● **EXERCISE MATERIAL**:
BEGIN

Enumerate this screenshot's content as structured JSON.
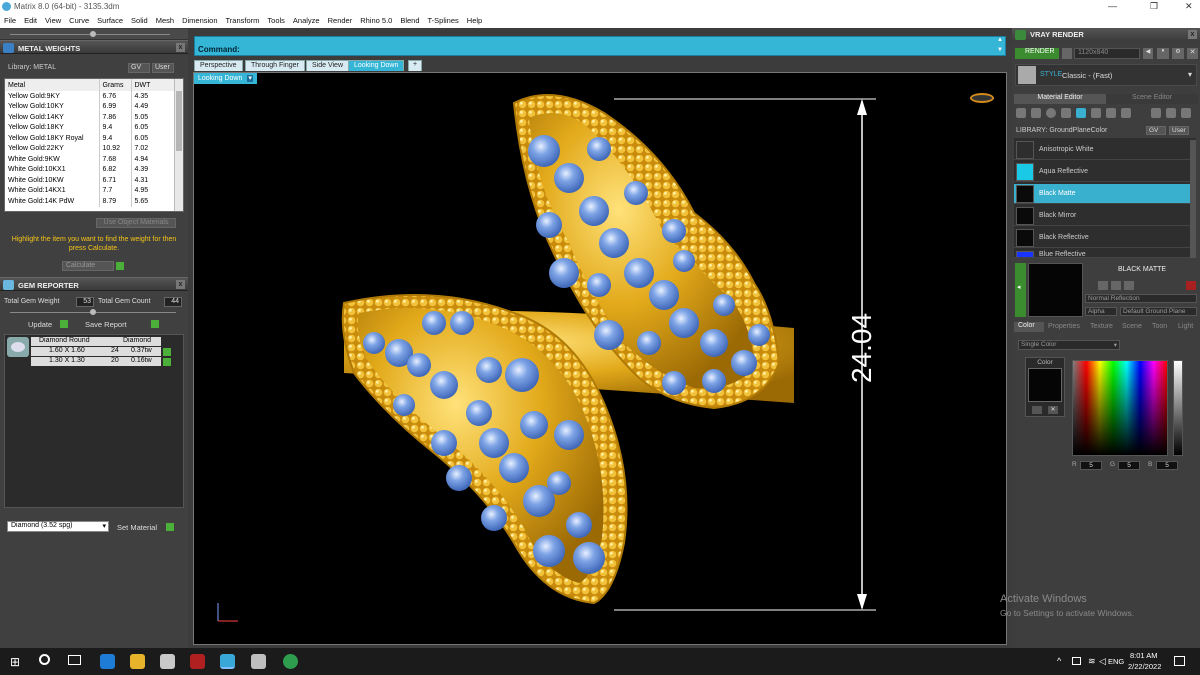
{
  "window": {
    "title": "Matrix 8.0 (64-bit) - 3135.3dm"
  },
  "menu": [
    "File",
    "Edit",
    "View",
    "Curve",
    "Surface",
    "Solid",
    "Mesh",
    "Dimension",
    "Transform",
    "Tools",
    "Analyze",
    "Render",
    "Rhino 5.0",
    "Blend",
    "T-Splines",
    "Help"
  ],
  "metal_weights": {
    "title": "METAL WEIGHTS",
    "library_label": "Library: METAL",
    "gv_label": "GV",
    "user_label": "User",
    "columns": [
      "Metal",
      "Grams",
      "DWT"
    ],
    "rows": [
      [
        "Yellow Gold:9KY",
        "6.76",
        "4.35"
      ],
      [
        "Yellow Gold:10KY",
        "6.99",
        "4.49"
      ],
      [
        "Yellow Gold:14KY",
        "7.86",
        "5.05"
      ],
      [
        "Yellow Gold:18KY",
        "9.4",
        "6.05"
      ],
      [
        "Yellow Gold:18KY Royal",
        "9.4",
        "6.05"
      ],
      [
        "Yellow Gold:22KY",
        "10.92",
        "7.02"
      ],
      [
        "White Gold:9KW",
        "7.68",
        "4.94"
      ],
      [
        "White Gold:10KX1",
        "6.82",
        "4.39"
      ],
      [
        "White Gold:10KW",
        "6.71",
        "4.31"
      ],
      [
        "White Gold:14KX1",
        "7.7",
        "4.95"
      ],
      [
        "White Gold:14K PdW",
        "8.79",
        "5.65"
      ]
    ],
    "use_object_materials": "Use Object Materials",
    "hint": "Highlight the item you want to find the weight for then press Calculate.",
    "calculate": "Calculate"
  },
  "gem_reporter": {
    "title": "GEM REPORTER",
    "total_gem_weight_label": "Total Gem Weight",
    "total_gem_weight": "53",
    "total_gem_count_label": "Total Gem Count",
    "total_gem_count": "44",
    "update": "Update",
    "save_report": "Save Report",
    "columns": [
      "Diamond Round",
      "Diamond"
    ],
    "rows": [
      [
        "1.60 X 1.60",
        "24",
        "0.37tw"
      ],
      [
        "1.30 X 1.30",
        "20",
        "0.16tw"
      ]
    ],
    "material_select": "Diamond    (3.52 spg)",
    "set_material": "Set Material"
  },
  "command": {
    "label": "Command:"
  },
  "viewport_tabs": [
    "Perspective",
    "Through Finger",
    "Side View",
    "Looking Down",
    "+"
  ],
  "active_tab": "Looking Down",
  "viewport_label": "Looking Down",
  "dimension": "24.04",
  "vray": {
    "title": "VRAY RENDER",
    "render_btn": "RENDER",
    "resolution": "1120x840",
    "style_label": "STYLE",
    "style_value": "Classic - (Fast)",
    "tabs": [
      "Material Editor",
      "Scene Editor"
    ],
    "library_label": "LIBRARY: GroundPlaneColor",
    "gv_label": "GV",
    "user_label": "User",
    "materials": [
      {
        "name": "Anisotropic White",
        "color": "#1a1a1a"
      },
      {
        "name": "Aqua Reflective",
        "color": "#19c9e6"
      },
      {
        "name": "Black Matte",
        "color": "#0a0a0a"
      },
      {
        "name": "Black Mirror",
        "color": "#0a0a0a"
      },
      {
        "name": "Black Reflective",
        "color": "#0a0a0a"
      },
      {
        "name": "Blue Reflective",
        "color": "#1a34ff"
      }
    ],
    "selected_material": "BLACK MATTE",
    "normal_reflection": "Normal Reflection",
    "alpha": "Alpha",
    "default_ground_plane": "Default Ground Plane",
    "bottom_tabs": [
      "Color",
      "Properties",
      "Texture",
      "Scene",
      "Toon",
      "Light"
    ],
    "color_mode": "Single Color",
    "color_label": "Color",
    "rgb": {
      "r": "5",
      "g": "5",
      "b": "5"
    }
  },
  "watermark": {
    "line1": "Activate Windows",
    "line2": "Go to Settings to activate Windows."
  },
  "taskbar": {
    "lang": "ENG",
    "time": "8:01 AM",
    "date": "2/22/2022"
  }
}
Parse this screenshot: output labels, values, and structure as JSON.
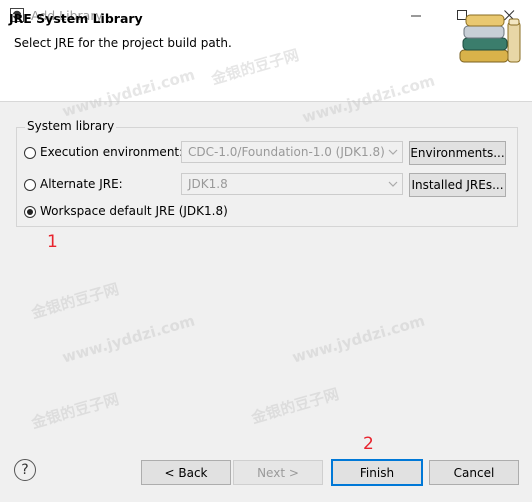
{
  "window": {
    "title": "Add Library",
    "minimize_icon": "minimize-icon",
    "maximize_icon": "maximize-icon",
    "close_icon": "close-icon"
  },
  "header": {
    "title": "JRE System Library",
    "subtitle": "Select JRE for the project build path.",
    "icon": "library-books-icon"
  },
  "group": {
    "label": "System library",
    "options": [
      {
        "label": "Execution environment:",
        "checked": false,
        "combo_value": "CDC-1.0/Foundation-1.0 (JDK1.8)",
        "button": "Environments..."
      },
      {
        "label": "Alternate JRE:",
        "checked": false,
        "combo_value": "JDK1.8",
        "button": "Installed JREs..."
      },
      {
        "label": "Workspace default JRE (JDK1.8)",
        "checked": true
      }
    ]
  },
  "annotations": {
    "one": "1",
    "two": "2"
  },
  "footer": {
    "help": "?",
    "back": "< Back",
    "next": "Next >",
    "finish": "Finish",
    "cancel": "Cancel"
  },
  "watermark": {
    "cn": "金银的豆子网",
    "url": "www.jyddzi.com"
  },
  "colors": {
    "accent": "#0078d7",
    "annotation": "#e8232d"
  }
}
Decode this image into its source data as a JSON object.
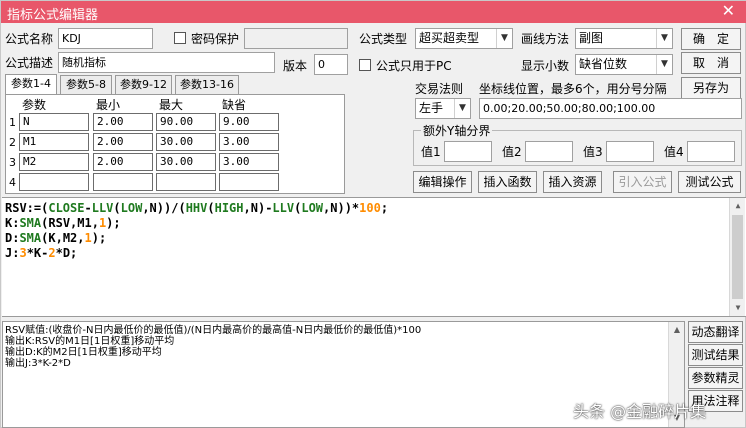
{
  "window": {
    "title": "指标公式编辑器",
    "close_glyph": "✕"
  },
  "form": {
    "name_label": "公式名称",
    "name_value": "KDJ",
    "password_label": "密码保护",
    "password_value": "",
    "desc_label": "公式描述",
    "desc_value": "随机指标",
    "version_label": "版本",
    "version_value": "0",
    "pc_only_label": "公式只用于PC",
    "type_label": "公式类型",
    "type_value": "超买超卖型",
    "draw_label": "画线方法",
    "draw_value": "副图",
    "decimals_label": "显示小数",
    "decimals_value": "缺省位数",
    "trade_rule_label": "交易法则",
    "trade_rule_value": "左手",
    "coord_label": "坐标线位置，最多6个，用分号分隔",
    "coord_value": "0.00;20.00;50.00;80.00;100.00",
    "extra_y_label": "额外Y轴分界",
    "v1_label": "值1",
    "v2_label": "值2",
    "v3_label": "值3",
    "v4_label": "值4"
  },
  "buttons": {
    "ok": "确　定",
    "cancel": "取　消",
    "save_as": "另存为",
    "edit_op": "编辑操作",
    "insert_func": "插入函数",
    "insert_res": "插入资源",
    "import_formula": "引入公式",
    "test_formula": "测试公式"
  },
  "tabs": [
    "参数1-4",
    "参数5-8",
    "参数9-12",
    "参数13-16"
  ],
  "params": {
    "headers": [
      "参数",
      "最小",
      "最大",
      "缺省"
    ],
    "rows": [
      {
        "idx": "1",
        "name": "N",
        "min": "2.00",
        "max": "90.00",
        "def": "9.00"
      },
      {
        "idx": "2",
        "name": "M1",
        "min": "2.00",
        "max": "30.00",
        "def": "3.00"
      },
      {
        "idx": "3",
        "name": "M2",
        "min": "2.00",
        "max": "30.00",
        "def": "3.00"
      },
      {
        "idx": "4",
        "name": "",
        "min": "",
        "max": "",
        "def": ""
      }
    ]
  },
  "editor": {
    "colors": {
      "plain": "#000000",
      "func": "#1f7a1f",
      "var": "#2020c0",
      "num": "#ff8c00",
      "sym": "#7a0000"
    },
    "lines": [
      [
        {
          "t": "RSV:=(",
          "c": "plain"
        },
        {
          "t": "CLOSE",
          "c": "func"
        },
        {
          "t": "-",
          "c": "plain"
        },
        {
          "t": "LLV",
          "c": "func"
        },
        {
          "t": "(",
          "c": "plain"
        },
        {
          "t": "LOW",
          "c": "func"
        },
        {
          "t": ",N))/(",
          "c": "plain"
        },
        {
          "t": "HHV",
          "c": "func"
        },
        {
          "t": "(",
          "c": "plain"
        },
        {
          "t": "HIGH",
          "c": "func"
        },
        {
          "t": ",N)-",
          "c": "plain"
        },
        {
          "t": "LLV",
          "c": "func"
        },
        {
          "t": "(",
          "c": "plain"
        },
        {
          "t": "LOW",
          "c": "func"
        },
        {
          "t": ",N))*",
          "c": "plain"
        },
        {
          "t": "100",
          "c": "num"
        },
        {
          "t": ";",
          "c": "plain"
        }
      ],
      [
        {
          "t": "K:",
          "c": "plain"
        },
        {
          "t": "SMA",
          "c": "func"
        },
        {
          "t": "(RSV,M1,",
          "c": "plain"
        },
        {
          "t": "1",
          "c": "num"
        },
        {
          "t": ");",
          "c": "plain"
        }
      ],
      [
        {
          "t": "D:",
          "c": "plain"
        },
        {
          "t": "SMA",
          "c": "func"
        },
        {
          "t": "(K,M2,",
          "c": "plain"
        },
        {
          "t": "1",
          "c": "num"
        },
        {
          "t": ");",
          "c": "plain"
        }
      ],
      [
        {
          "t": "J:",
          "c": "plain"
        },
        {
          "t": "3",
          "c": "num"
        },
        {
          "t": "*K-",
          "c": "plain"
        },
        {
          "t": "2",
          "c": "num"
        },
        {
          "t": "*D;",
          "c": "plain"
        }
      ]
    ]
  },
  "output": {
    "lines": [
      "RSV赋值:(收盘价-N日内最低价的最低值)/(N日内最高价的最高值-N日内最低价的最低值)*100",
      "输出K:RSV的M1日[1日权重]移动平均",
      "输出D:K的M2日[1日权重]移动平均",
      "输出J:3*K-2*D"
    ]
  },
  "side_buttons": [
    "动态翻译",
    "测试结果",
    "参数精灵",
    "用法注释"
  ],
  "watermark": "头条 @金融碎片集"
}
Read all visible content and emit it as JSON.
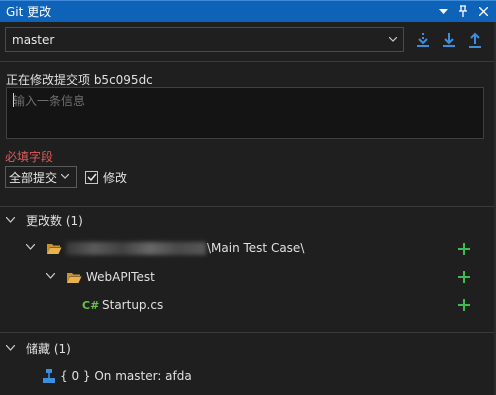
{
  "titlebar": {
    "title": "Git 更改",
    "icons": [
      "dropdown-icon",
      "pin-icon",
      "close-icon"
    ]
  },
  "branch": {
    "selected": "master",
    "actions": [
      "fetch-icon",
      "pull-icon",
      "push-icon"
    ]
  },
  "amend": {
    "label": "正在修改提交项 b5c095dc",
    "message_placeholder": "输入一条信息",
    "required_label": "必填字段"
  },
  "commit": {
    "button_label": "全部提交",
    "amend_checkbox_label": "修改",
    "amend_checked": true
  },
  "changes": {
    "header": "更改数 (1)",
    "root_folder_suffix": "\\Main Test Case\\",
    "subfolder": "WebAPITest",
    "file": "Startup.cs",
    "file_badge": "C#"
  },
  "stashes": {
    "header": "储藏 (1)",
    "item": "{ 0 } On master: afda"
  },
  "colors": {
    "accent": "#0e63b8",
    "add_green": "#3fb950",
    "folder": "#e8b34b",
    "required_red": "#e05a5a",
    "sync_blue": "#3c8fe0"
  }
}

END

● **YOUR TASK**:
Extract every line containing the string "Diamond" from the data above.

● **EXERCISE SOLUTION**:
      "Diamond Round",
      "Diamond"
    "material_select": "Diamond    (3.52 spg)",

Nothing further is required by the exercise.